Fair feather or fowl. 
You owe it to your karma, Ramah.
Keep light on to the end of the toad.

After writing, here we go then, the scribe got down to work, presenting in the first instance certain observations made by Zed Aliz Zed

         Zed Aliz Zed made certain observations.
         pages 90 / 91 for example, "in 1909"
The text of page 91 is set out as follows
Title of chapter                                                            "Seriality and Synchronicity"
         Followed by
         Three lines  of script. The number 3
Eighteen lines of script
         Nine lines of script
Page number 91
         Total number of individual lines occupied altogether.  33
Number of lines containing text, minus text numbers 3, and 91. 31
         Number of lines minus numbers, and heading. 30
         Note numbers 13 and 14
         Seriality and Synchronicity is the 3rd Chapter of  "TheRoots of Coincidence."
Chapter 3 is made up as follows
Part 1. Pages 82 to 88  total  = 7 pages
       2             88 to 91         = 3 pages and  3 lines of page 91  four in all
       3             91 to 94         = 4        4             94 to 101       = 8        5            101to 104       = 4   A full page of script minus heading and page number contains
36 lines. See page 79 Page number. 104 contains only  4 lines of script excluding heading and page number Chapter 3 contains a total of 23 pages. Chapter 3, pages 82 to 90 covers 9 pages  

The alphabetical mix of words and numbers of the letters
E S P  becomes   transcribed thus, said Zed Aliz   E, is the 5th letter S the 19th and P  16th.
Add to reduce,reduce to deduce.
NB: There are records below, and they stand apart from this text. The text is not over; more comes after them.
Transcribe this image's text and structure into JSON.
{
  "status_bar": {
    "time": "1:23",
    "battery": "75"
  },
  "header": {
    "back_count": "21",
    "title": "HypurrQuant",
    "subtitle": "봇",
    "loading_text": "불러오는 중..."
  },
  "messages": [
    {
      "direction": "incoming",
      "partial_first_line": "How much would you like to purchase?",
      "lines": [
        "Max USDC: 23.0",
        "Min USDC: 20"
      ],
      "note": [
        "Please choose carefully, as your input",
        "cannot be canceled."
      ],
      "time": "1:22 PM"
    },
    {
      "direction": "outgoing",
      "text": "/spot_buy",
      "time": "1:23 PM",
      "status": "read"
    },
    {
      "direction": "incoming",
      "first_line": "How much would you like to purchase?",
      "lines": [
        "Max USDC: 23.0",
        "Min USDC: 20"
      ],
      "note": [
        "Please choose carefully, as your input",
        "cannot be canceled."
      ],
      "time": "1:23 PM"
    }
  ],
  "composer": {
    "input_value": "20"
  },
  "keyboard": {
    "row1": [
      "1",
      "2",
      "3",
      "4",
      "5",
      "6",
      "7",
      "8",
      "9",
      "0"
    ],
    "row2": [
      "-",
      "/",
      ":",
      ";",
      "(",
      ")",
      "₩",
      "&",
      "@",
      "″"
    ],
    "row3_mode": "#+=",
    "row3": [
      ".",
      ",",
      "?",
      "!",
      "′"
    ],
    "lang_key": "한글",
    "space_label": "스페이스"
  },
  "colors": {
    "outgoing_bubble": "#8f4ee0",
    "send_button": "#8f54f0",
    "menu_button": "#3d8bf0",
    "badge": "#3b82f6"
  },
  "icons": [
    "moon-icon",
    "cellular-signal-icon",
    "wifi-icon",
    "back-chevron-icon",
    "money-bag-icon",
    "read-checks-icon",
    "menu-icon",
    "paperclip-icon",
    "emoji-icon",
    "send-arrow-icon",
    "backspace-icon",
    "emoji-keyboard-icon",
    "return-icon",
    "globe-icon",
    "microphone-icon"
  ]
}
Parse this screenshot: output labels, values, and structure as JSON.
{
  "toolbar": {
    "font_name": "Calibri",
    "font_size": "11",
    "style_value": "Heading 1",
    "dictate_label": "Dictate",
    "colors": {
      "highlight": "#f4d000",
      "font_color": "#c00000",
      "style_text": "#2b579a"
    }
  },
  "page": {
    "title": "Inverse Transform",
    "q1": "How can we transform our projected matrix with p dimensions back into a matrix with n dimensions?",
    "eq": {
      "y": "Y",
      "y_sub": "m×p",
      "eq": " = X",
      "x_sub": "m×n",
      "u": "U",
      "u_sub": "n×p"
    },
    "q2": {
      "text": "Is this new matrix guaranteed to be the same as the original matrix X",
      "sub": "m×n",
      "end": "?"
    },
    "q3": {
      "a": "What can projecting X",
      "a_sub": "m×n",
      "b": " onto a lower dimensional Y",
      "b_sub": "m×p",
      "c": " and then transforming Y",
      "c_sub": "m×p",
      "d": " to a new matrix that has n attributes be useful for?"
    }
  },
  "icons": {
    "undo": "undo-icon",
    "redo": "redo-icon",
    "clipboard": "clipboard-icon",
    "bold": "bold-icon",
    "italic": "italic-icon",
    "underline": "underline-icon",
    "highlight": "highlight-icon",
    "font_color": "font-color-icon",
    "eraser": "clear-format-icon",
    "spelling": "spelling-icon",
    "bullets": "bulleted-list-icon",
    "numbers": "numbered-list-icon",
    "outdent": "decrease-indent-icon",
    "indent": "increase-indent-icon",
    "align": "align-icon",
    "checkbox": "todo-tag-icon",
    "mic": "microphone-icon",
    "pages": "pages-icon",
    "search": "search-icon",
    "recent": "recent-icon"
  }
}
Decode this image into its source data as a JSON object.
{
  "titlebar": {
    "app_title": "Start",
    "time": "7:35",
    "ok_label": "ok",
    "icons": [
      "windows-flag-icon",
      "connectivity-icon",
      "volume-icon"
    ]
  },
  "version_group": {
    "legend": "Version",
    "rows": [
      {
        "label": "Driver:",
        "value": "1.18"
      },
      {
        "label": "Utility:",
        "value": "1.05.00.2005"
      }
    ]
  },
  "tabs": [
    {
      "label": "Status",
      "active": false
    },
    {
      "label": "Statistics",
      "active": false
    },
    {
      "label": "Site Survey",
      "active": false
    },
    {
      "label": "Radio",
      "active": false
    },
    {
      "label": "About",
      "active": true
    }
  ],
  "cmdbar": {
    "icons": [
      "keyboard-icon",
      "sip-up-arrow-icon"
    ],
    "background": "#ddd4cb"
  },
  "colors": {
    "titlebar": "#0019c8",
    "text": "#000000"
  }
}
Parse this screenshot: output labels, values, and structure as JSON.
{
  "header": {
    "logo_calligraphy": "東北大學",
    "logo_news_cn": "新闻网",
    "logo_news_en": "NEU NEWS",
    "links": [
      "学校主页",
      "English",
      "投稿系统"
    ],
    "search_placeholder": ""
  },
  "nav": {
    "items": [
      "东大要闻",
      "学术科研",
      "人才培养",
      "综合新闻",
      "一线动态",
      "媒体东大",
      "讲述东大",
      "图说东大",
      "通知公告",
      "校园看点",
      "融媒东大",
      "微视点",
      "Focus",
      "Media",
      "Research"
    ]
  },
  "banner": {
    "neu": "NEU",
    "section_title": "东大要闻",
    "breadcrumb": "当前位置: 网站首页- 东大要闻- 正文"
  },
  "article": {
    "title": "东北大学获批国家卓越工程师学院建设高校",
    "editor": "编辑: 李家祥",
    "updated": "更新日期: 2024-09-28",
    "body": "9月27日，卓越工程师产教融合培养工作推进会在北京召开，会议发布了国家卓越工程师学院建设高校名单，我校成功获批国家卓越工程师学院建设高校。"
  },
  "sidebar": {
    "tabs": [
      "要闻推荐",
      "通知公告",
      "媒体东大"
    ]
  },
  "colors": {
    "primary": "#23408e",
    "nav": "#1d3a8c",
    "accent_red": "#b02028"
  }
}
E = 5 + S = 1 + P = 7 iz 13  1 + 3 = 4
Az a matter of fact,said Zed Aliz and just in passing, when out iz in, azin,
Psychical Research the P becomes 16.  1+ 6 = 7
                         and the R becomes 18   1+ 8 = 9  
7 + 9 = 16 and 1 + 6 = 7
The scribe writ again, just in passing 7 x 9 = 63 and 6 +3 = 9
Or again, said Zed Aliz the magixalalphabetixal sum, iz, equal to,
The scribe writ again, just in passing, and then just left it right there, at those words, 'iz equal to', just left it high and dry you might say, so the scribe did.